Left - Christopher Bailey who turned Burberry into the billion dollar business it is today
Initially, and this was pre-Google, so you can forgive me, I thought it was the same Chris Bailey who had started Jigsaw Menswear and the soon-to-be defunct Uth. A great designer and businessman, I thought it was a perfect fit.
I quickly realised they were different people and I bought a shirt from that first 2001/02 collection. Admittedly, it was in the Harrods sale and it was very expensive, if I remember, and I still have it. It was in a stretch, striped fabric, one I hadn’t seen before, with metal Burberry branded buttons and epaulettes. There was something beautiful yet innovative which became the signature of the new Burberry.

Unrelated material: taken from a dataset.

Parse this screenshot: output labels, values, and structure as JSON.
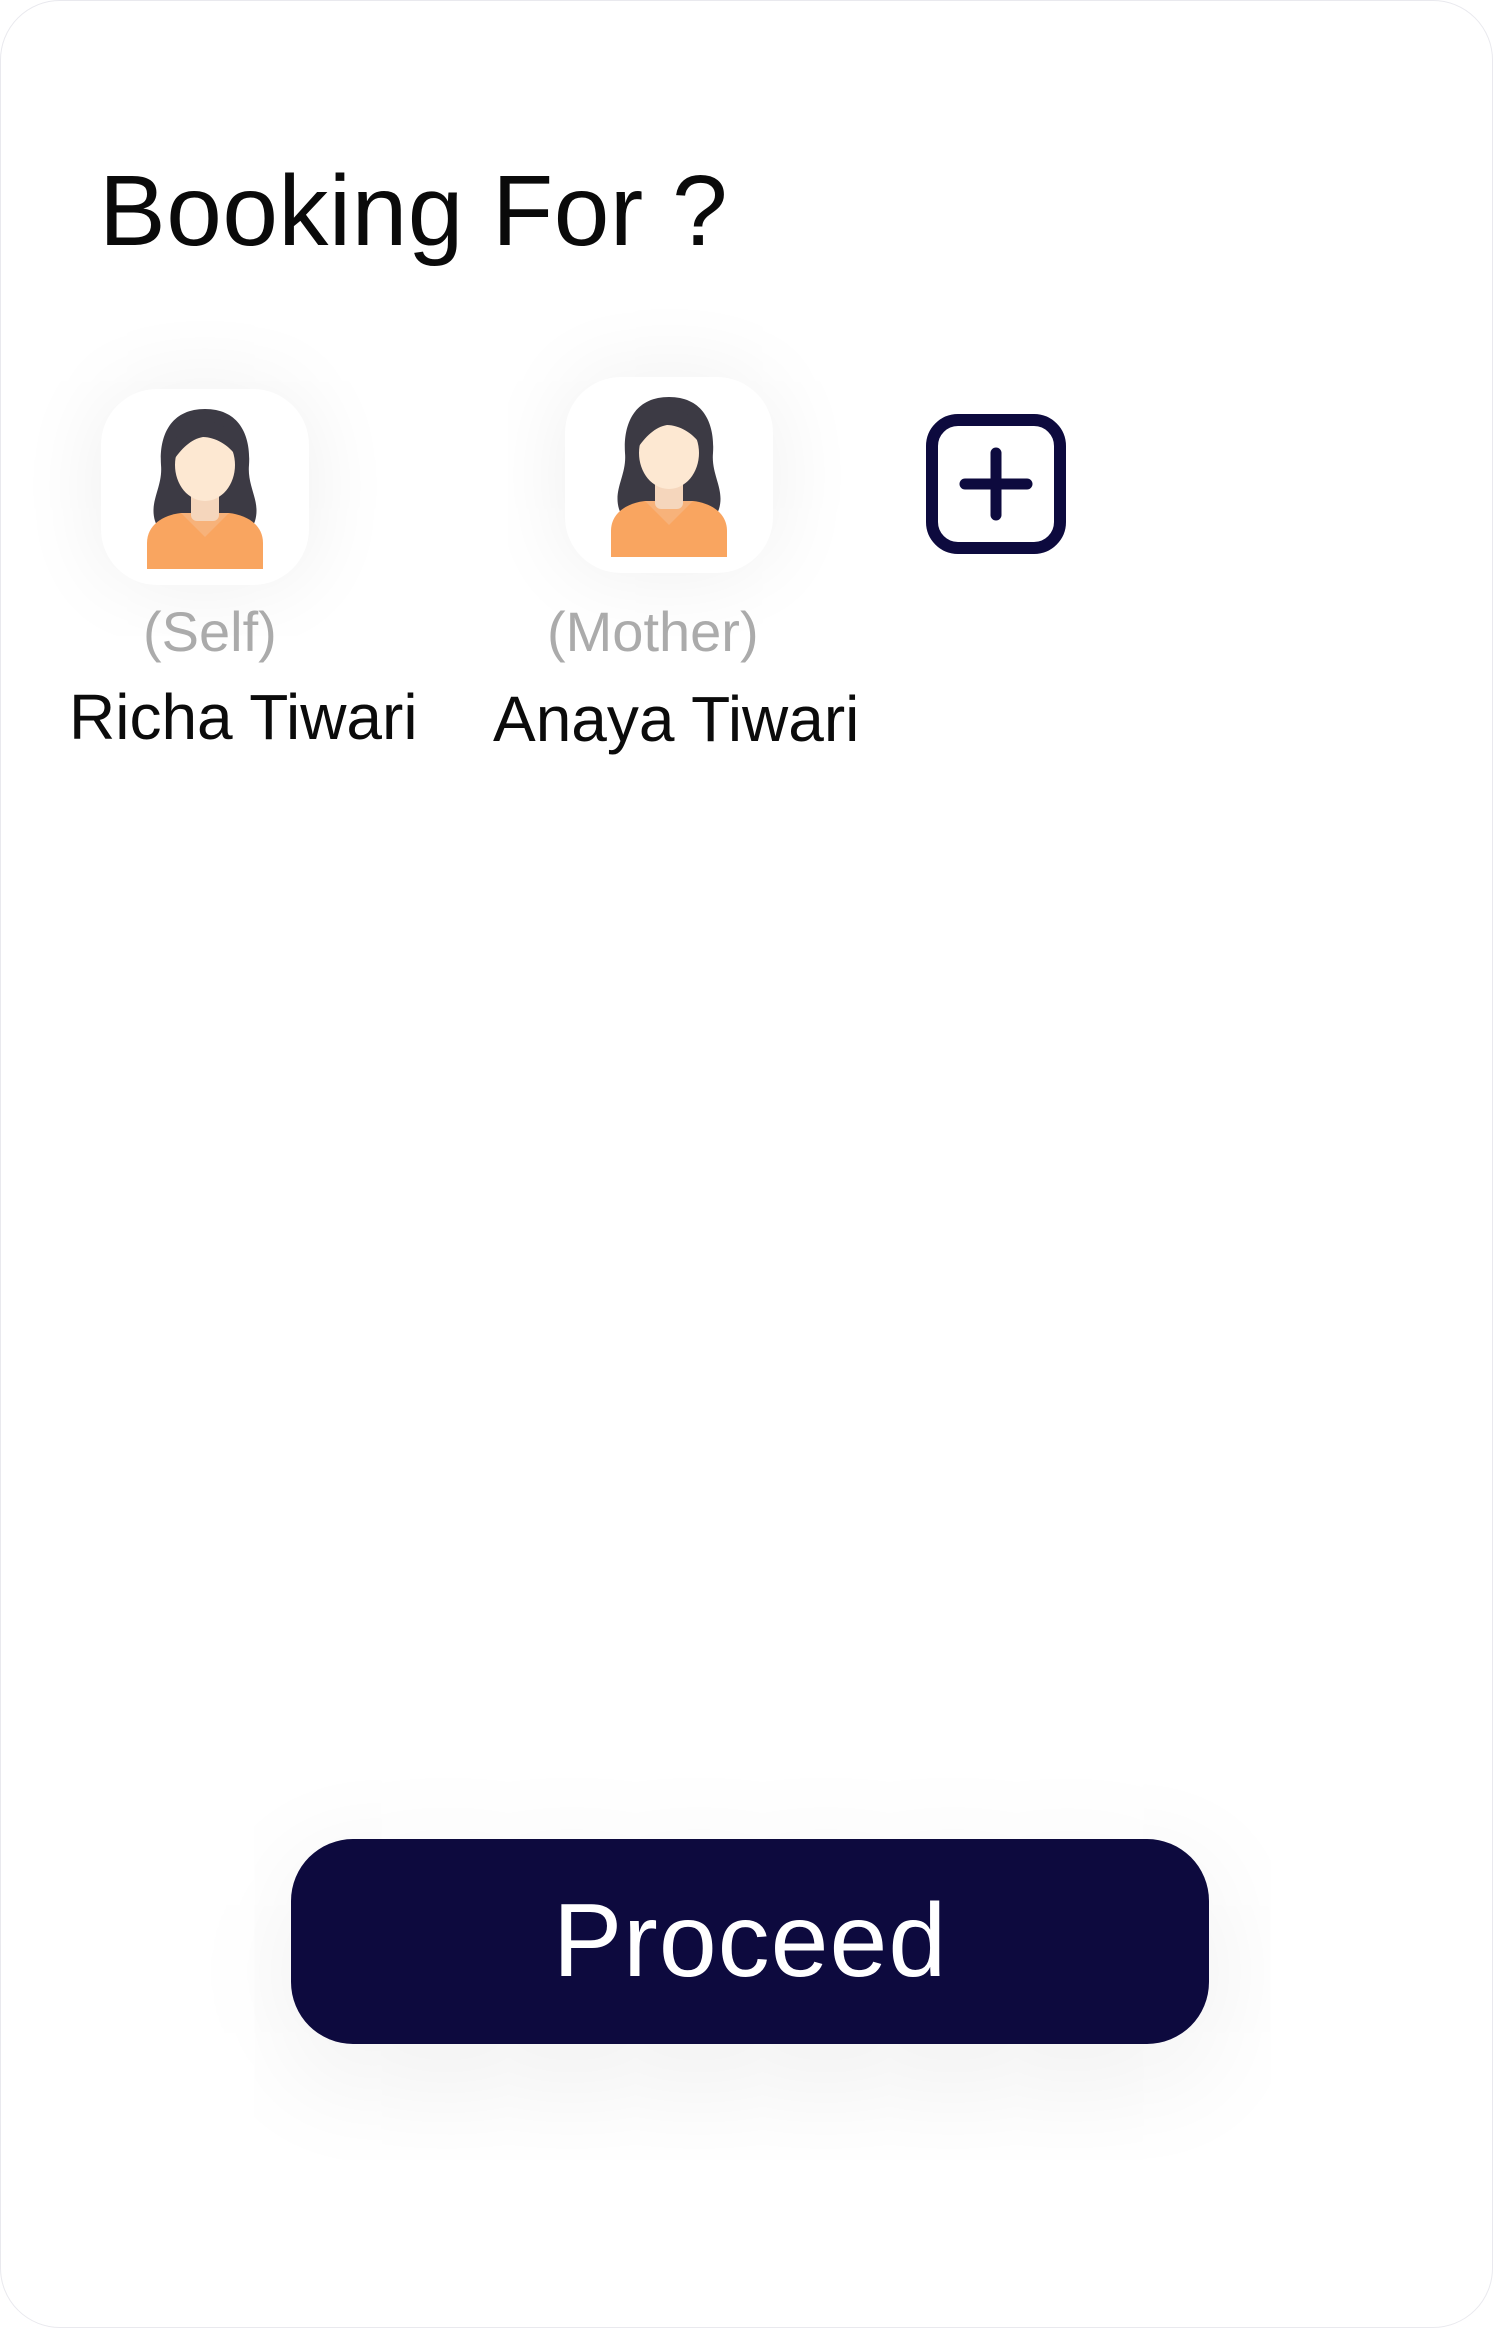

I quickly became fan. Every collection had a strong theme and the pieces were well designed and had that all important desire factor. The brand got bigger, the shows became fancier and major events with Christopher Bailey overseeing every detail, from store fits to the music to the Testino campaigns.
Those Bill & Ben hats, the paisley collection and then there was the coats with the leather arms which are still yet to disappear off the British high-street.
Bailey is one of the greatest Creative Directors of our time. He’s up there with Tom Ford for a progressive and consistent luxury handwriting. Burberry’s growth and success is down to his balance of updating Britishness while respecting the past and knowing exactly what consumers want now.
While the average Burberry customer probably doesn’t know or care who Christopher Bailey is, for us fashion folk, we like to see the whites of the eyes of those designing and leading the brands we look at.
Seventeen years in fashion is a lifetime, especially today, and while “See Now, Buy Now” pushed him into a creative cul-de-sac, Bailey produced some great clothes and images.
I think he’ll probably take a break. Burberry has made him a very rich man. But, it is exciting what this talented man decides to do next. Perhaps he’ll join Angela Ahrendts at Apple, maybe a bigger fashion job such as Louis Vuitton, his own label or maybe something really radical like Amazon. Who knows?
See more Burberry related comment pieces:
Time to Ditch “See Now, Buy Now” here
Choose Your Rip-Off here